Nov. 3: “Outbound” (Bogdan George Apetri, 2010). Thriller about an inmate, falsely imprisoned for a crime she didn’t commit, who uses a day pass to visit her brother, bury her mother, collect on a debt, and attempt escape. Followed by a Q&A with the director.
Nov. 4: “Tuesday after Christmas” (Radu Muntean, 2010). Drama about a man who loves 2 women and has to leave one of them before Christmas. The program begins with a talk by U-M lecturer Corina Kesler on utopian impulses and nation building in communist-era and post-socialist Romania.
Nov. 17: “Philanthropy” (Nae Caranfil, 2002). Tragicomic drama about a struggling writer whose attempts to impress the fashionable young woman he loves have both hilarious and dire consequences. The program begins with a talk by U-M Germanic languages and literature lecturer Ramona Uritescu-Lombard on trends in post-socialist Romanian cinema.
Nov. 18: “The Phantom Father” (Lucian Georgescu, 2011). Drama about an American professor who embarks on an adventurous and amusing journey to find a projectionist who’s the only person still alive who can tell him anything about his Romanian Jewish descent.
Nov. 2: “Dragnet Girl” (Yasujiro Ozu, 1933). Silent drama regarded as Ozu’s version of an American gangster movie, about a gang leader who falls in love with the sister of a new recruit. With music spun by DJ arwulf arwulf.
Nov. 9: “Story of Floating Weeds” (Yasujiro Ozu, 1934). Drama about an aged kabuki actor who returns to a small town and reunites with a former lover and illegitimate son, enraging his current mistress. With live music by Frank Pahl.

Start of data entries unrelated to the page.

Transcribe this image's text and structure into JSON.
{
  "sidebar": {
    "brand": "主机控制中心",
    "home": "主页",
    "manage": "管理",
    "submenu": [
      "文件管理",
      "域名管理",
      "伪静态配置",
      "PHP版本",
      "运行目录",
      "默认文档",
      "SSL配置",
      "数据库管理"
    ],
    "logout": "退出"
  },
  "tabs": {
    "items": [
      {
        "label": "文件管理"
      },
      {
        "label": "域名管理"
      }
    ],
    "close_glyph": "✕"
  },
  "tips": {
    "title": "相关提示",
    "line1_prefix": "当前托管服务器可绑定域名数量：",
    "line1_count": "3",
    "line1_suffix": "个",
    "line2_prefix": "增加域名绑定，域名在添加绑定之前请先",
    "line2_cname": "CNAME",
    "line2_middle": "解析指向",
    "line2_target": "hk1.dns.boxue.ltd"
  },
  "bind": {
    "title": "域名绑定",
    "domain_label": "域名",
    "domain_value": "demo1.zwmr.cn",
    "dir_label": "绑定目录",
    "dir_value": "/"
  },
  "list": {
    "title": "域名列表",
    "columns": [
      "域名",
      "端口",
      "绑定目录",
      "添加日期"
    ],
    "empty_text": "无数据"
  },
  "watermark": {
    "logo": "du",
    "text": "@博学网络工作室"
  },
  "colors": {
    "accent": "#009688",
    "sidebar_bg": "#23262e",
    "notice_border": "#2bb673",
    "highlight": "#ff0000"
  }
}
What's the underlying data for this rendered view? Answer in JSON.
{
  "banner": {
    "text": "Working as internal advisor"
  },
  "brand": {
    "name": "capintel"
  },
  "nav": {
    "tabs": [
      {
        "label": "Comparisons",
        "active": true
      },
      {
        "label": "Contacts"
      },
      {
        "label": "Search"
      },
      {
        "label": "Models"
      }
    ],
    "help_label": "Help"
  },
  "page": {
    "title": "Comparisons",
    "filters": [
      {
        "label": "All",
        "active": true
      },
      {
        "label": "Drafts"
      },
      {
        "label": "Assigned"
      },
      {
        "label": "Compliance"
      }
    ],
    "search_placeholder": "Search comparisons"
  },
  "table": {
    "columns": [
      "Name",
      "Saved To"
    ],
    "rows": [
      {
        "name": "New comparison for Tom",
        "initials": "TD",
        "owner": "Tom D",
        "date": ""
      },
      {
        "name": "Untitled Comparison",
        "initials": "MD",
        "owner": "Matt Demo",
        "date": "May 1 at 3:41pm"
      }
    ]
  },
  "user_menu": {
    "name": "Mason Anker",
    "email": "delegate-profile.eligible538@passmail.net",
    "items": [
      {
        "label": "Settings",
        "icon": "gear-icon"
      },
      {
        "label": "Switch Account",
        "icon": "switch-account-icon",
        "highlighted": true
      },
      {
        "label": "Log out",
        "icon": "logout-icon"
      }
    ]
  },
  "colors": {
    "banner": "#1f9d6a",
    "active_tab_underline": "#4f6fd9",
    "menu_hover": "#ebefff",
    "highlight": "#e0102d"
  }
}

Nov. 10: “Left Handed” (Laurence Thrush, 2001). Drama based on the Japanese concept of hikikomori (social withdrawal) about a teenage boy who refuses to come out of his bedroom or let anyone inside for two years. The film’s director and executive producer Takao Saiki will attend the screening.

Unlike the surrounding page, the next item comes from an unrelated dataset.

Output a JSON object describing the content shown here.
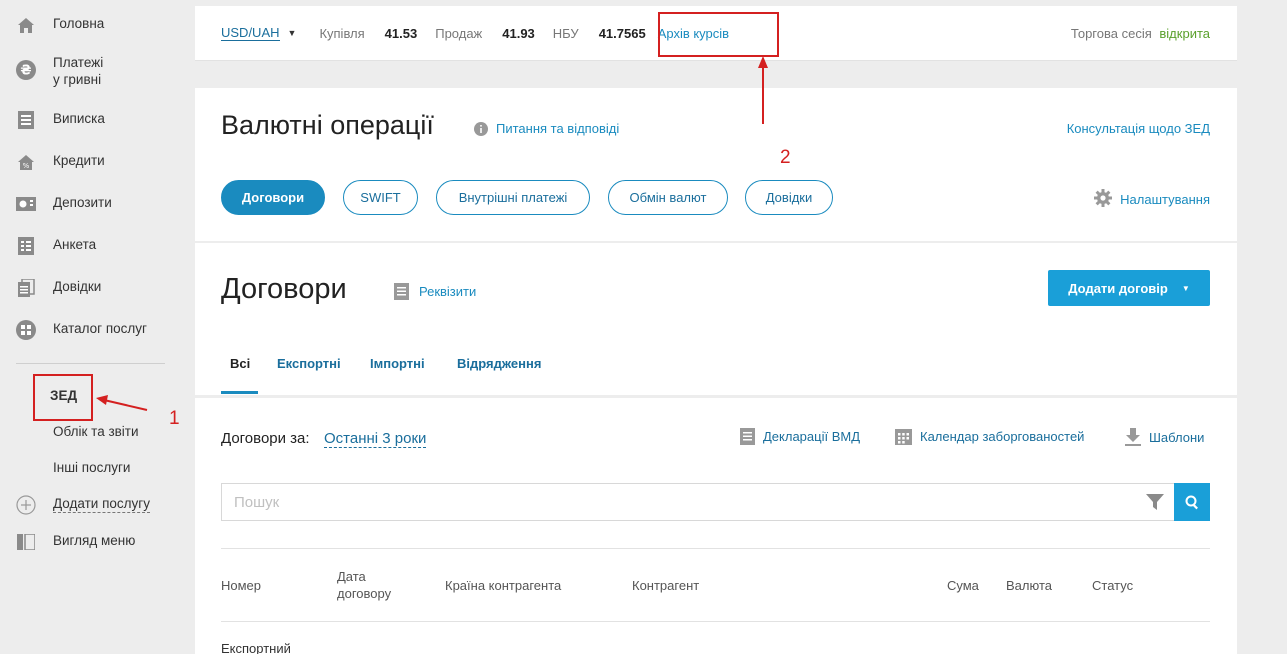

Nov. 13: “To Be or Not to Be” (Ernst Lubitsch, 1942). Comedy about a troupe of American actors in Nazi-occupied Warsaw who use their abilities at disguise and acting to fool the occupying troops. Carol Lombard, Jack Benny. Modern Languages Lecture Hall 1, 812 E. Washington, 4 p.m.
Nov. 19: “Nina’s Journey” (Lena Einhorn, 2005). Coming-of-age story about the director’s mother, a young Jewish girl who grew up in the Warsaw ghetto during WWII. Polish, Swedish, German; subtitles. Rackham Amphitheatre. 6 p.m.

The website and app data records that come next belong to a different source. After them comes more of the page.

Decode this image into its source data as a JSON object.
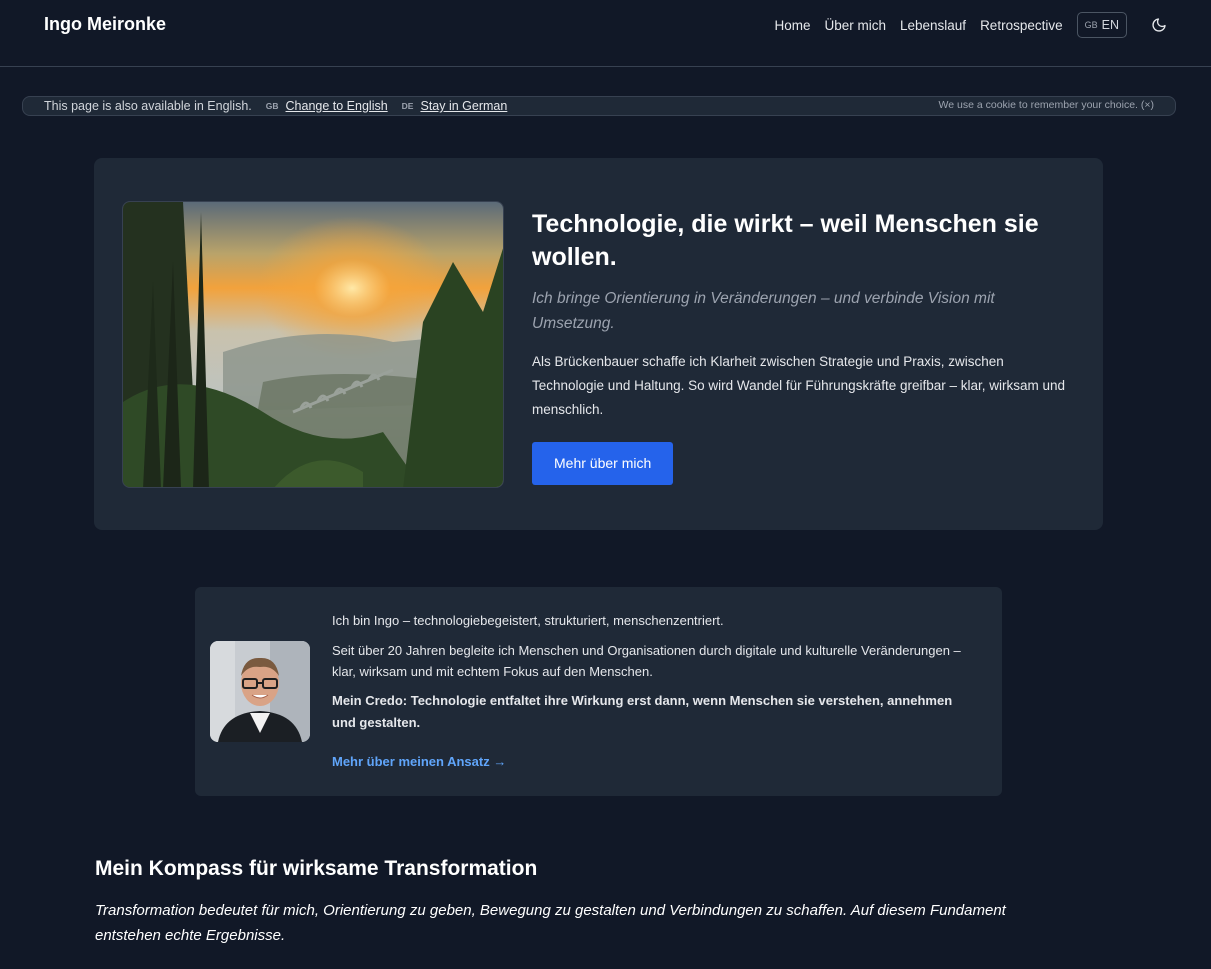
{
  "header": {
    "brand": "Ingo Meironke",
    "nav": [
      "Home",
      "Über mich",
      "Lebenslauf",
      "Retrospective"
    ],
    "lang_button": {
      "flag": "GB",
      "label": "EN"
    },
    "theme_icon": "moon-icon"
  },
  "lang_banner": {
    "message": "This page is also available in English.",
    "switch": {
      "flag": "GB",
      "label": "Change to English"
    },
    "stay": {
      "flag": "DE",
      "label": "Stay in German"
    },
    "cookie_note": "We use a cookie to remember your choice. (×)"
  },
  "hero": {
    "title": "Technologie, die wirkt – weil Menschen sie wollen.",
    "subtitle": "Ich bringe Orientierung in Veränderungen – und verbinde Vision mit Umsetzung.",
    "body": "Als Brückenbauer schaffe ich Klarheit zwischen Strategie und Praxis, zwischen Technologie und Haltung. So wird Wandel für Führungskräfte greifbar – klar, wirksam und menschlich.",
    "button": "Mehr über mich"
  },
  "about": {
    "intro": "Ich bin Ingo – technologiebegeistert, strukturiert, menschenzentriert.",
    "body": "Seit über 20 Jahren begleite ich Menschen und Organisationen durch digitale und kulturelle Veränderungen – klar, wirksam und mit echtem Fokus auf den Menschen.",
    "credo": "Mein Credo: Technologie entfaltet ihre Wirkung erst dann, wenn Menschen sie verstehen, annehmen und gestalten.",
    "link": "Mehr über meinen Ansatz →"
  },
  "compass": {
    "title": "Mein Kompass für wirksame Transformation",
    "body": "Transformation bedeutet für mich, Orientierung zu geben, Bewegung zu gestalten und Verbindungen zu schaffen. Auf diesem Fundament entstehen echte Ergebnisse."
  },
  "colors": {
    "background": "#111827",
    "card": "#1f2937",
    "accent_button": "#2563eb",
    "link": "#60a5fa"
  }
}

Nov. 12: “Ask Your Shadow” (Lamine Ammar-Khodja, 2012). Comic documentary about the director’s 2011 return to his native Algeria--the day after major riots have broken out in Algiers--after 8 years of exile in France. French & Arabic, subtitles. Followed by a Q&A with the director.
Nov. 12: “Demande à Ton Ombre (Ask Your Shadow)” (Lamine Ammar-Khodja, 2012). Documentary about the director’s decision to return to his native Algeria from France just as major riots break out in Algeria. French & Arabic, subtitles.
Nov. 27: “Messiah” (William Klein, 1999). A concert-film that juxtaposes the oratorio of Christ’s life--sung by choirs ranging from the Lavender Light Gay and Lesbian Interracial Choir to the Dallas police choir--with striking images of absurdity and violence.
Nov. 10: “Animania.” Monthly anime-a-thon of feature films and episodes from Japanese TV series.
Nov. 13: “The Robot vs. Aztec Mummy” (Rafael Portillo, 1958). Campy Mexican sci-fi horror flick about a mad doctor who builds a robot in order to steal a valuable Aztec treasure from a tomb guarded by a centuries-old living mummy.